g. Released in field/Trapped, Neutered, Released (TNR);
h. Lost in care/missing animals or records; and
i. Ending inventory/shelter count at end of the last day of the month.
3. A public or private animal shelter, humane organization, or animal control agency operated by a humane society, or by a county, municipality, or other incorporated political subdivision which routinely euthanizes dogs based on size or breed alone must provide a written statement of such policy. Dogs euthanized due to breed, temperament, or size must be recorded and included in the calculation of the total euthanasia percentage.
(b) Records of a public animal shelter, humane organization, or animal control agency operated by a humane society must be made available to the public pursuant to provisions in chapter 119.

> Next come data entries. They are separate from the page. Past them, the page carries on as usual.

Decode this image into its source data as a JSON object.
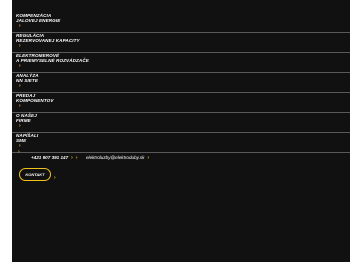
{
  "menu": {
    "items": [
      {
        "line1": "KOMPENZÁCIA",
        "line2": "JALOVEJ ENERGIE"
      },
      {
        "line1": "REGULÁCIA",
        "line2": "REZERVOVANEJ KAPACITY"
      },
      {
        "line1": "ELEKTROMEROVÉ",
        "line2": "A PRIEMYSELNÉ ROZVÁDZAČE"
      },
      {
        "line1": "ANALÝZA",
        "line2": "NN SIETE"
      },
      {
        "line1": "PREDAJ",
        "line2": "KOMPONENTOV"
      },
      {
        "line1": "O NAŠEJ",
        "line2": "FIRME"
      },
      {
        "line1": "NAPÍŠALI",
        "line2": "SME"
      }
    ],
    "arrow_glyph": "›"
  },
  "contact": {
    "phone": "+421 907 391 147",
    "email": "elektroluzby@elektroduby.sk",
    "button_label": "KONTAKT"
  },
  "colors": {
    "background": "#111111",
    "accent": "#f2c21a",
    "divider": "#5a5a5a",
    "text": "#ffffff"
  }
}
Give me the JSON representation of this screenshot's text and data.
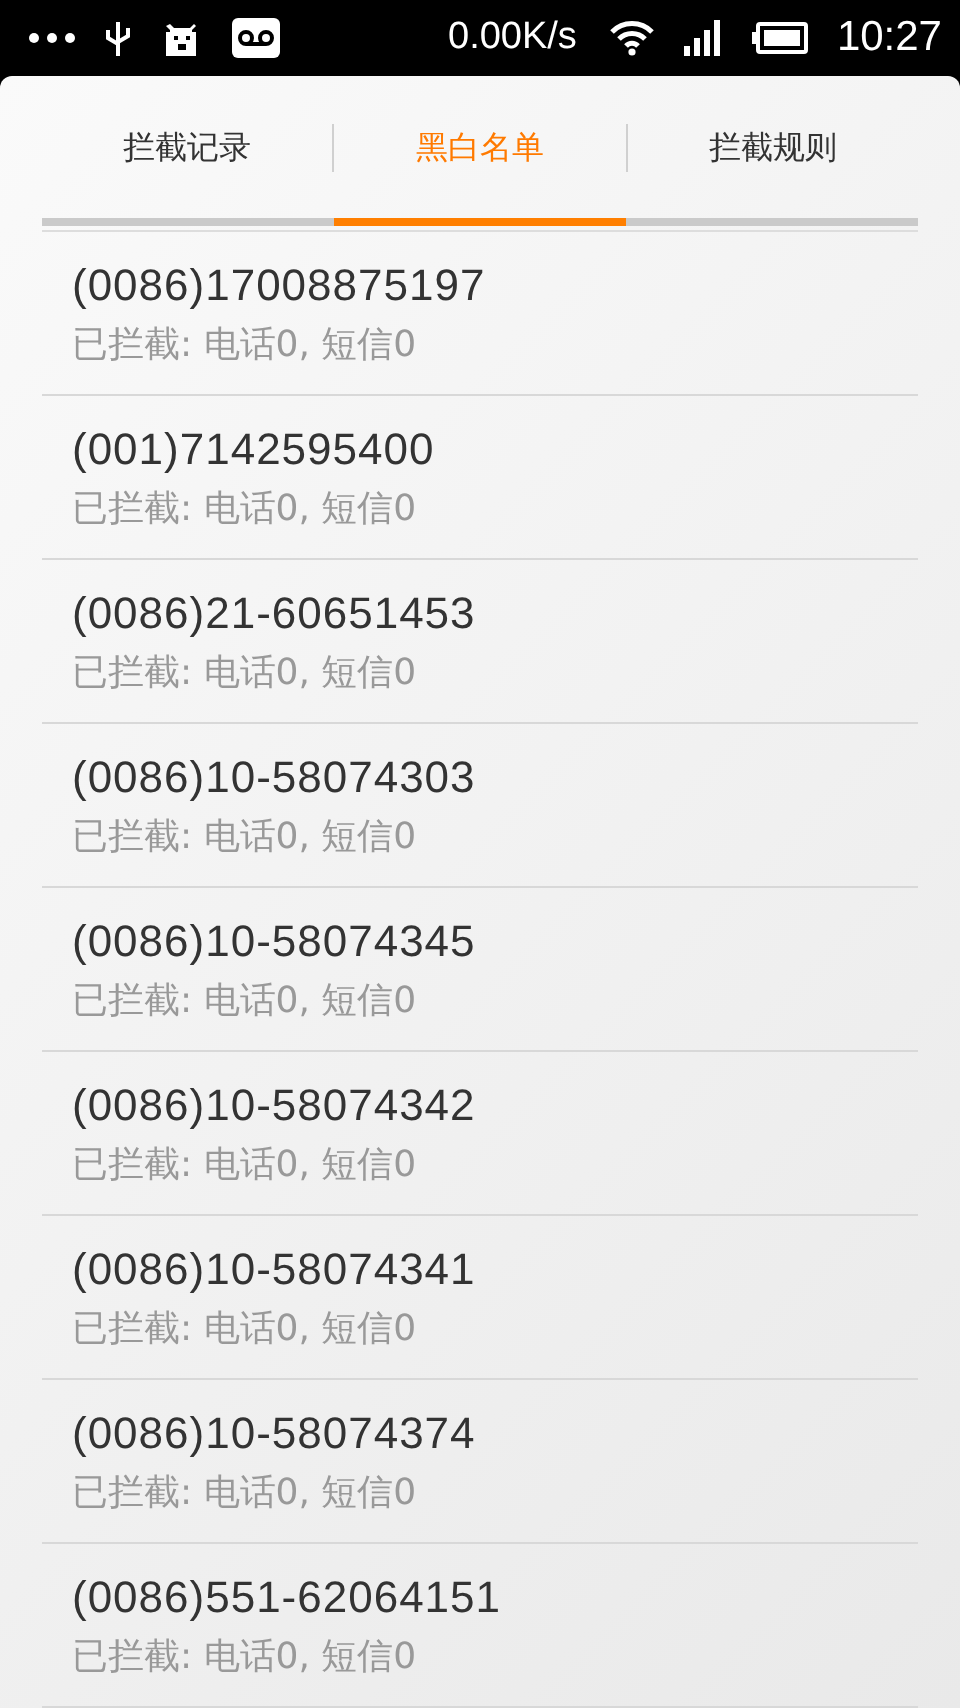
{
  "status_bar": {
    "speed": "0.00K/s",
    "time": "10:27"
  },
  "tabs": [
    {
      "label": "拦截记录",
      "selected": false
    },
    {
      "label": "黑白名单",
      "selected": true
    },
    {
      "label": "拦截规则",
      "selected": false
    }
  ],
  "list": [
    {
      "number": "(0086)17008875197",
      "summary": "已拦截: 电话0, 短信0"
    },
    {
      "number": "(001)7142595400",
      "summary": "已拦截: 电话0, 短信0"
    },
    {
      "number": "(0086)21-60651453",
      "summary": "已拦截: 电话0, 短信0"
    },
    {
      "number": "(0086)10-58074303",
      "summary": "已拦截: 电话0, 短信0"
    },
    {
      "number": "(0086)10-58074345",
      "summary": "已拦截: 电话0, 短信0"
    },
    {
      "number": "(0086)10-58074342",
      "summary": "已拦截: 电话0, 短信0"
    },
    {
      "number": "(0086)10-58074341",
      "summary": "已拦截: 电话0, 短信0"
    },
    {
      "number": "(0086)10-58074374",
      "summary": "已拦截: 电话0, 短信0"
    },
    {
      "number": "(0086)551-62064151",
      "summary": "已拦截: 电话0, 短信0"
    }
  ]
}
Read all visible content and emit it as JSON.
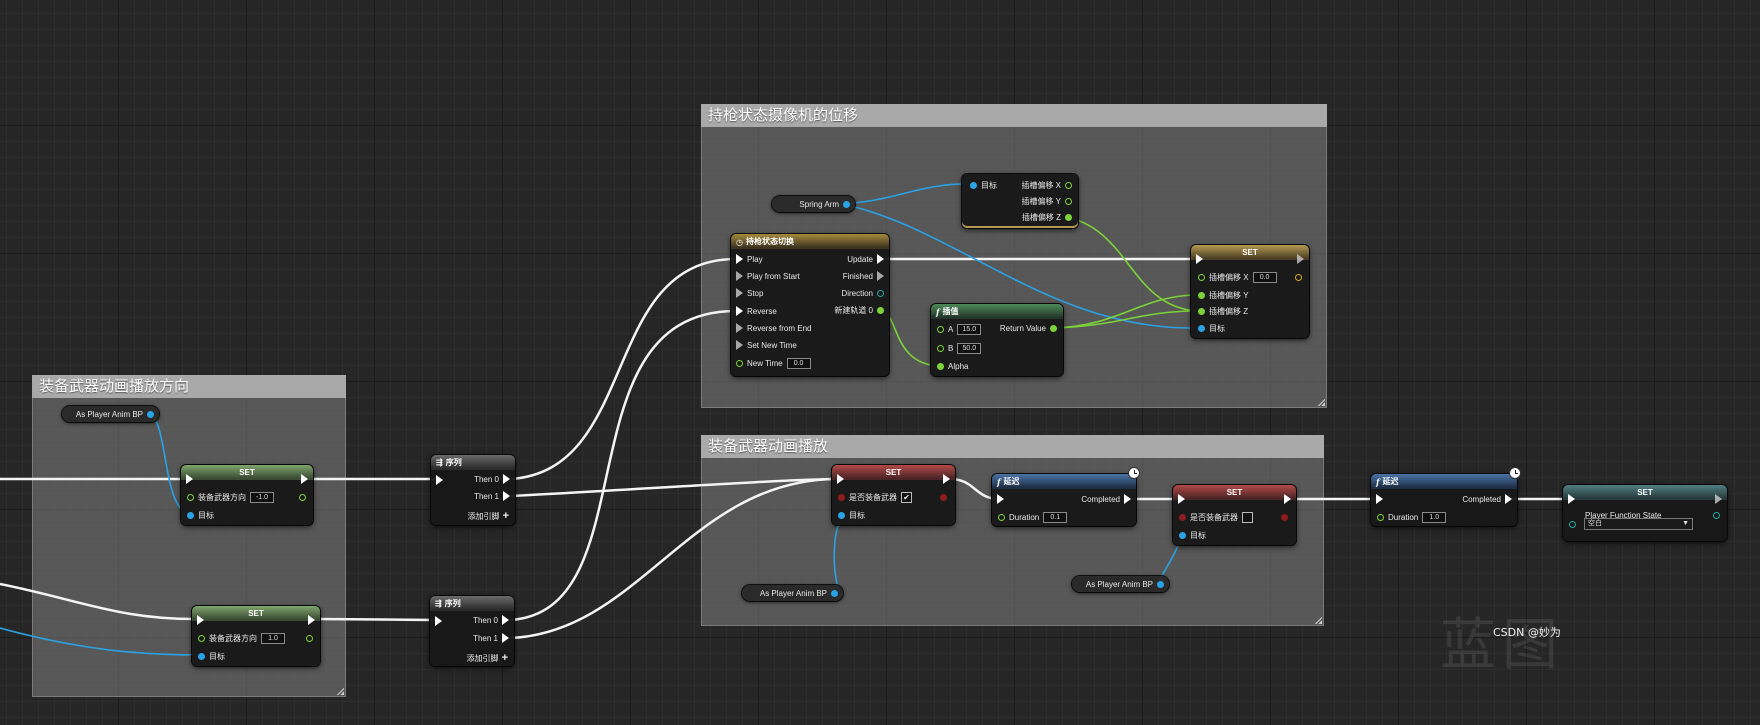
{
  "comments": {
    "camera": {
      "title": "持枪状态摄像机的位移"
    },
    "equip_dir": {
      "title": "装备武器动画播放方向"
    },
    "equip_play": {
      "title": "装备武器动画播放"
    }
  },
  "vars": {
    "spring_arm": "Spring Arm",
    "anim_bp_1": "As Player Anim BP",
    "anim_bp_2": "As Player Anim BP",
    "anim_bp_3": "As Player Anim BP"
  },
  "break_node": {
    "target": "目标",
    "x": "插槽偏移 X",
    "y": "插槽偏移 Y",
    "z": "插槽偏移 Z"
  },
  "timeline": {
    "title": "持枪状态切换",
    "play": "Play",
    "play_from_start": "Play from Start",
    "stop": "Stop",
    "reverse": "Reverse",
    "reverse_from_end": "Reverse from End",
    "set_new_time": "Set New Time",
    "new_time": "New Time",
    "new_time_value": "0.0",
    "update": "Update",
    "finished": "Finished",
    "direction": "Direction",
    "track": "新建轨道 0"
  },
  "lerp": {
    "title": "插值",
    "a": "A",
    "a_value": "15.0",
    "b": "B",
    "b_value": "50.0",
    "alpha": "Alpha",
    "return_value": "Return Value"
  },
  "set_offset": {
    "title": "SET",
    "x": "插槽偏移 X",
    "x_value": "0.0",
    "y": "插槽偏移 Y",
    "z": "插槽偏移 Z",
    "target": "目标"
  },
  "set_dir_1": {
    "title": "SET",
    "label": "装备武器方向",
    "value": "-1.0",
    "target": "目标"
  },
  "set_dir_2": {
    "title": "SET",
    "label": "装备武器方向",
    "value": "1.0",
    "target": "目标"
  },
  "seq_1": {
    "title": "序列",
    "then0": "Then 0",
    "then1": "Then 1",
    "add_pin": "添加引脚"
  },
  "seq_2": {
    "title": "序列",
    "then0": "Then 0",
    "then1": "Then 1",
    "add_pin": "添加引脚"
  },
  "set_equip_1": {
    "title": "SET",
    "label": "是否装备武器",
    "checked": "✔",
    "target": "目标"
  },
  "delay_1": {
    "title": "延迟",
    "completed": "Completed",
    "duration": "Duration",
    "duration_value": "0.1"
  },
  "set_equip_2": {
    "title": "SET",
    "label": "是否装备武器",
    "checked": "",
    "target": "目标"
  },
  "delay_2": {
    "title": "延迟",
    "completed": "Completed",
    "duration": "Duration",
    "duration_value": "1.0"
  },
  "set_state": {
    "title": "SET",
    "label": "Player Function State",
    "value": "空白"
  },
  "watermark": "CSDN @妙为",
  "bg_glyph": "蓝图",
  "colors": {
    "exec": "#ffffff",
    "float": "#7bd33a",
    "object": "#2aa2e6",
    "bool": "#8e1c1c",
    "enum": "#24a6a0",
    "vector": "#d9a627"
  }
}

(3) In furtherance of this policy, provision shall be made for the sterilization of all dogs and cats sold or released for adoption from any public or private animal shelter or animal control agency operated by a humane society or by a county, city, or other incorporated political subdivision, by either:
(a) Providing sterilization by a licensed veterinarian before relinquishing custody of the animal; or
(b) Entering into a written agreement with the adopter or purchaser guaranteeing that sterilization will be performed within 30 days or prior to sexual maturity. The shelter or animal control agency shall require a sufficient deposit from the adopter or purchaser, which deposit shall be refundable upon presentation to the shelter or animal control agency of written evidence by the veterinarian performing the sterilization that the animal has been sterilized. The deposit or donation may be based upon recommended guidelines established by the Florida Federation of Humane Societies. Failure by either party to comply with the provisions of this paragraph shall be a noncriminal violation as defined in s. 775.08(3), punishable by a fine, forfeiture, or other civil penalty, and, in addition thereto, the deposit or donation shall be forfeited to the shelter or animal control agency. Any legal fees or court costs used for the enforcement of this paragraph are the responsibility of the adopter. Upon the request of a licensed veterinarian, and for a valid reason, the shelter or animal control agency shall extend the time limit within which the animal must be sterilized.
(4) All costs of sterilization pursuant to this section shall be paid by the prospective adopter unless otherwise provided for by ordinance of the local governing body, with respect to animal control agencies or shelters operated or subsidized by a unit of local government, or provided for by the humane society governing body, with respect to an animal control agency or shelter operated solely by the humane society and not subsidized by public funds.
Laws 1980, c. 80-87, §§ 1 to 3. Amended by Laws 2013, c. 2013-32, § 1, eff. July 1, 2013.